Sunscreen is killing coral reefs worldwide. Commonly found sunscreen ingredients -- such as paraben, cinnamate, benzophenone, and camphor derivatives -- can awaken dormant viruses in symbiotic algae called zooxanthellae, which live inside reef-building coral species.

The chemicals cause the viruses to replicate until their algae hosts explode. This spills the viruses into the surrounding seawater, where they infect coral communities. In addition, zooxanthellae provide coral with food through photosynthesis. Without them, the coral "bleaches" (turns white) and dies.

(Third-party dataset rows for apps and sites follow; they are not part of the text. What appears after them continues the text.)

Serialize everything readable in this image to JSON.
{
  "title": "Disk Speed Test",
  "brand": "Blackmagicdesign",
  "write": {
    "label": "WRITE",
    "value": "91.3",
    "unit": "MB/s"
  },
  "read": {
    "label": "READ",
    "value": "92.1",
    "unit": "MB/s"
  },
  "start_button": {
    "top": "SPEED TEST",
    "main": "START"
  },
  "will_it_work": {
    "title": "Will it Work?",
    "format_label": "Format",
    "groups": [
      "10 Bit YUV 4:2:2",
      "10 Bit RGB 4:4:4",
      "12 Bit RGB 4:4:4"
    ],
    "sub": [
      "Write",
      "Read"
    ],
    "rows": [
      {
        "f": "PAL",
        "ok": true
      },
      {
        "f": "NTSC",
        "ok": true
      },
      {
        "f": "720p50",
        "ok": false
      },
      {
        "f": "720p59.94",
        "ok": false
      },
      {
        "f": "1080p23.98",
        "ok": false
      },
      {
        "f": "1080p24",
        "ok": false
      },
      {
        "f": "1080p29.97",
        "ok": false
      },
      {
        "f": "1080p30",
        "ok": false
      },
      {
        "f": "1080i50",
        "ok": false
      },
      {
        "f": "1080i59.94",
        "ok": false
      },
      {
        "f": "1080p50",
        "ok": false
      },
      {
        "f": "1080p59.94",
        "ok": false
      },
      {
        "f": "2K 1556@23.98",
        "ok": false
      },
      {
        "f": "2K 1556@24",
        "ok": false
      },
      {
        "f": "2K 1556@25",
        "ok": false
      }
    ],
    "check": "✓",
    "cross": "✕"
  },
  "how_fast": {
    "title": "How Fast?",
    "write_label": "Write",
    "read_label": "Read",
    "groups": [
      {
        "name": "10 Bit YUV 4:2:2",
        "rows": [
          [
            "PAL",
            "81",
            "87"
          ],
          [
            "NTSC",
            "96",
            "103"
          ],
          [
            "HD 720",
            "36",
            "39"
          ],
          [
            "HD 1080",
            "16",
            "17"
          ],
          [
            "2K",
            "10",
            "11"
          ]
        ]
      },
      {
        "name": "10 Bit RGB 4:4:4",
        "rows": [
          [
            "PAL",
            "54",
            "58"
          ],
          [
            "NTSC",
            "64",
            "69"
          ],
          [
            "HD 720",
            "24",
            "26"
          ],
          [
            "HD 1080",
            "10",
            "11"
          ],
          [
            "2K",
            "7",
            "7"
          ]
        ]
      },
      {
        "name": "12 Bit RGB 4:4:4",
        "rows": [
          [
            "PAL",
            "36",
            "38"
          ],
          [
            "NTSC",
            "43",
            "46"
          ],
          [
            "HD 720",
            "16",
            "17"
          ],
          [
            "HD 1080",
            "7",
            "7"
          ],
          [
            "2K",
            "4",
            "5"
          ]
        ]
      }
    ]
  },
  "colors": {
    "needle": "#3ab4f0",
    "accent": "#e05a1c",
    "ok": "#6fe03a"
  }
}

It is estimated that 4,000 to 6,000 metric tons of sunscreen wash off swimmers annually in oceans worldwide. Up to 10 percent of coral reefs are threatened by sunscreen-induced bleaching.

No comments: